Humans impose standards of behavior on ourselves and on each other. Lewis uses examples like this:
- That's my seat; I was there first.
- Give me a bite; I gave you a bite of mine.
- Come on, you promised.
- How would you like it if anyone did the same to you?
Person A: "That's my seat; I was there first."
Person B: "Well, you weren't sitting here, and you didn't have anything in the seat, so how could I have known it was yours. It was fair game."
So the purpose of chapter one is to point out that Right and Wrong are real concepts that we all believe in, even if we do not consciously do so. We are all operating under the Law of Morality, just as matter is subject to Gravitational Law and just as our bodies are governed by Biological Laws. The only difference is that the Moral Law is one we can choose to obey or disobey (which also distinguishes humans from all other matter because we are the only ones with the capacity for moral thought). In fact, we often fail at obeying the moral law on a daily basis. He says:
"None of us are really keeping the Law of [Morality]. If there are any exceptions among you, I apologize to them. They had much better read some other book, for nothing I am going to say concerns them. And now, turning to the ordinary human beings who are left... I am only trying to call attention to a fact; the fact that this year, or this month, or more likely, this very day, we have failed to practice ourselves the kind of behavior we expect from other people."
1. Human beings, all over the earth, have this curious idea that they ought to behave in a certain way, and cannot really get rid of it.
2. They [often] do not in fact behave in that way.
Having made his two points in chapter one, Lewis uses chapter two to address some objections that people often have about the Moral Law.
Moral Law is just a Herd Instinct that has been developed over time like all our other instincts.
Response to Objection One:
Moral law is not an instinct but rather the thing that judges between two instincts.
- Lewis compares this distinction to the difference between piano music and piano keys. Just as the sheet music is needed to tell us which keys to play, the Moral Law is not one of our instincts but rather the thing that tells us which instincts to follow and which ones to suppress.
- If the Moral Law was not present, our stronger impulses (such as self-preservation) would always win, yet we often choose the weaker impulse over the stronger one (for example: choosing our herd instinct to help someone in danger rather than following our self-preservation instinct to flee danger).
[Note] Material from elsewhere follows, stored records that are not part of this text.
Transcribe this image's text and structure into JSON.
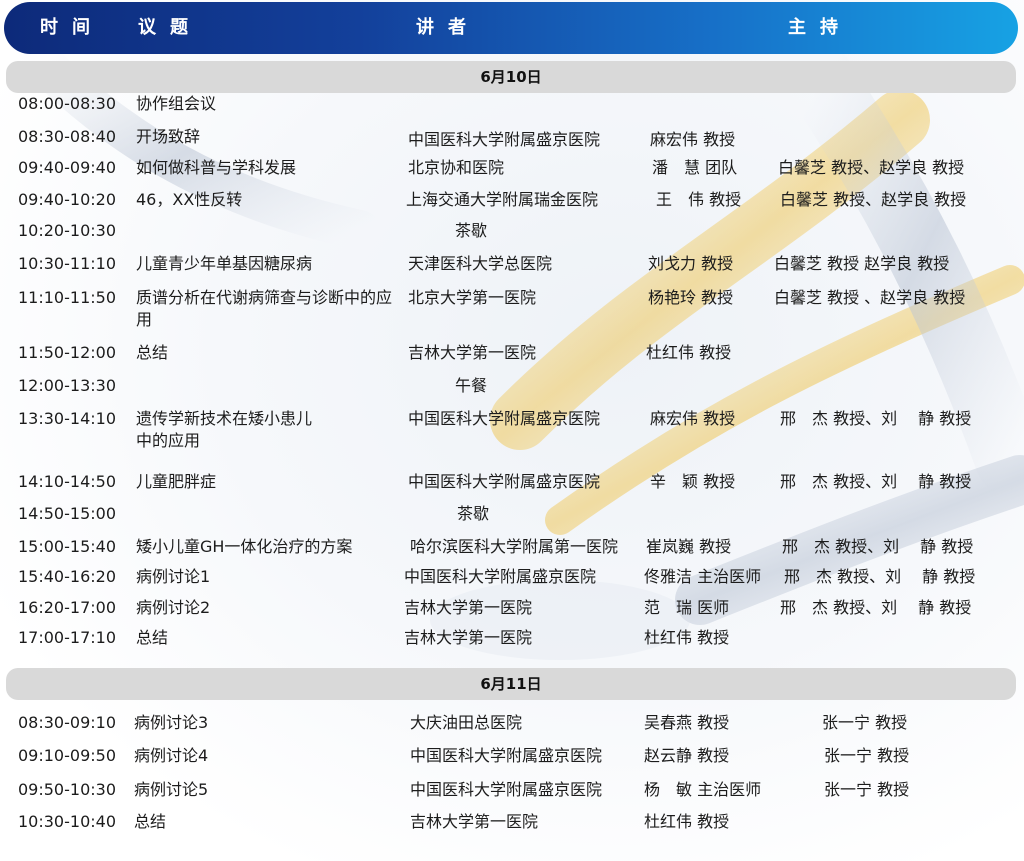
{
  "header": {
    "time": "时间",
    "topic": "议题",
    "speaker": "讲者",
    "host": "主持"
  },
  "days": [
    {
      "date": "6月10日",
      "rows": [
        {
          "time": "08:00-08:30",
          "topic": "协作组会议",
          "institution": "",
          "speaker": "",
          "host": ""
        },
        {
          "time": "08:30-08:40",
          "topic": "开场致辞",
          "institution": "中国医科大学附属盛京医院",
          "speaker": "麻宏伟 教授",
          "host": ""
        },
        {
          "time": "09:40-09:40",
          "topic": "如何做科普与学科发展",
          "institution": "北京协和医院",
          "speaker": "潘　慧 团队",
          "host": "白馨芝  教授、赵学良  教授"
        },
        {
          "time": "09:40-10:20",
          "topic": "46，XX性反转",
          "institution": "上海交通大学附属瑞金医院",
          "speaker": "王　伟  教授",
          "host": "白馨芝  教授、赵学良  教授"
        },
        {
          "time": "10:20-10:30",
          "topic": "",
          "institution": "茶歇",
          "speaker": "",
          "host": ""
        },
        {
          "time": "10:30-11:10",
          "topic": "儿童青少年单基因糖尿病",
          "institution": "天津医科大学总医院",
          "speaker": "刘戈力 教授",
          "host": "白馨芝  教授    赵学良  教授"
        },
        {
          "time": "11:10-11:50",
          "topic": "质谱分析在代谢病筛查与诊断中的应用",
          "institution": "北京大学第一医院",
          "speaker": "杨艳玲 教授",
          "host": "白馨芝  教授 、赵学良  教授"
        },
        {
          "time": "11:50-12:00",
          "topic": "总结",
          "institution": "吉林大学第一医院",
          "speaker": "杜红伟 教授",
          "host": ""
        },
        {
          "time": "12:00-13:30",
          "topic": "",
          "institution": "午餐",
          "speaker": "",
          "host": ""
        },
        {
          "time": "13:30-14:10",
          "topic": "遗传学新技术在矮小患儿中的应用",
          "institution": "中国医科大学附属盛京医院",
          "speaker": "麻宏伟 教授",
          "host": "邢　杰 教授、刘　 静  教授"
        },
        {
          "time": "14:10-14:50",
          "topic": "儿童肥胖症",
          "institution": "中国医科大学附属盛京医院",
          "speaker": "辛　颖 教授",
          "host": "邢　杰 教授、刘　 静  教授"
        },
        {
          "time": "14:50-15:00",
          "topic": "",
          "institution": "茶歇",
          "speaker": "",
          "host": ""
        },
        {
          "time": "15:00-15:40",
          "topic": "矮小儿童GH一体化治疗的方案",
          "institution": "哈尔滨医科大学附属第一医院",
          "speaker": "崔岚巍 教授",
          "host": "邢　杰  教授、刘　 静 教授"
        },
        {
          "time": "15:40-16:20",
          "topic": "病例讨论1",
          "institution": "中国医科大学附属盛京医院",
          "speaker": "佟雅洁 主治医师",
          "host": "邢　杰  教授、刘　 静 教授"
        },
        {
          "time": "16:20-17:00",
          "topic": "病例讨论2",
          "institution": "吉林大学第一医院",
          "speaker": "范　瑞  医师",
          "host": "邢　杰  教授、刘　 静 教授"
        },
        {
          "time": "17:00-17:10",
          "topic": "总结",
          "institution": "吉林大学第一医院",
          "speaker": "杜红伟 教授",
          "host": ""
        }
      ]
    },
    {
      "date": "6月11日",
      "rows": [
        {
          "time": "08:30-09:10",
          "topic": "病例讨论3",
          "institution": "大庆油田总医院",
          "speaker": "吴春燕  教授",
          "host": "张一宁  教授"
        },
        {
          "time": "09:10-09:50",
          "topic": "病例讨论4",
          "institution": "中国医科大学附属盛京医院",
          "speaker": "赵云静  教授",
          "host": "张一宁  教授"
        },
        {
          "time": "09:50-10:30",
          "topic": "病例讨论5",
          "institution": "中国医科大学附属盛京医院",
          "speaker": "杨　敏  主治医师",
          "host": "张一宁  教授"
        },
        {
          "time": "10:30-10:40",
          "topic": "总结",
          "institution": "吉林大学第一医院",
          "speaker": "杜红伟  教授",
          "host": ""
        }
      ]
    }
  ]
}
- Also, no instinct we have is ever fully good at all times; all of them need to be encouraged or suppressed at different times, so it is a mistake to view our impulses as good and bad. A mother's love for her child (what we might say is a good instinct) can become overly indulgent and preferential toward the child. A man's fighting instinct (what we might say is a bad instinct) sometimes needs to be encouraged in order to protect others. The Moral Law is what encourages or suppresses those impulses to be used appropriately. Just like none of the keys on the piano is necessarily 'right' or 'wrong'. "Every single note is right at one time and wrong at another."
Moral Law is just a social convention, put into us by education.
Response to Objection Two:
Just because we learn something from our parents/teachers/ancestors does not make that thing merely a human invention.
- We all learned our multiplication tables at school. A person living alone on a deserted island would not have learned those multiplication tables, but that does not make the principle behind them any less real or factual, so it does not follow that the multiplication table is merely something humans made up for themselves.
- The laws of morality belong to this same class as mathematics because
A. Though there are some differences in the moral ideas of one time period or country and another, the differences are not as great as one would expect if the moral laws were merely a social construct made to fit each group's likes or dislikes. Even with the differences that do exist, we can see the same moral thread running through each culture and generation.
B. The moment you say one set of moral ideas can be better than another (such as, the current American perspective on slavery versus that of the 1860s Civil War era), you are measuring them both by a standard and describing how closely they come to that standard. So saying that one generation's morals is better than the previous generation's implies that there is an overarching standard of morality, and a standard is something above and separate from the things it measures. (If I measure the length of a string incorrectly, that does not change the standard of measurement on the ruler I was using; it only means I used the ruler incorrectly.)
- We should also be careful not to confuse advances in knowledge with advances in morality. There is a distinction between differences of morality and differences of beliefs about facts. Just as 2+2 always equals 4, even if we sometimes get the answer wrong as we are learning to add, so the Moral Law remains constant, even if we humans sometimes get it wrong. Lewis writes:
"One man said to me, 'Three hundred years ago people in England were putting witches to death. Was that what you call the Rule of Human Nature or Right Conduct?' But surely the reason we do not execute witches [today] is that we do not believe there are such things... There is no difference of moral principle here: the difference is simply about matter of fact. It may be a great advance in knowledge not to believe in witches: there is no moral advance in not executing them when you do not think they are there. You would not call a man humane for ceasing to set mousetraps if he did so because he believed there were no mice in the house."
What objections do you have to the idea of a standard of morality?
Can we say that there is objective Right and Wrong in the world?
+This first post will be somewhat longer since I am combining chapters one and two in order to follow the 31-day framework for going through the book. The two chapters on Faith will also be combined into one post later on. Otherwise each post will cover only one chapter at a time from the book.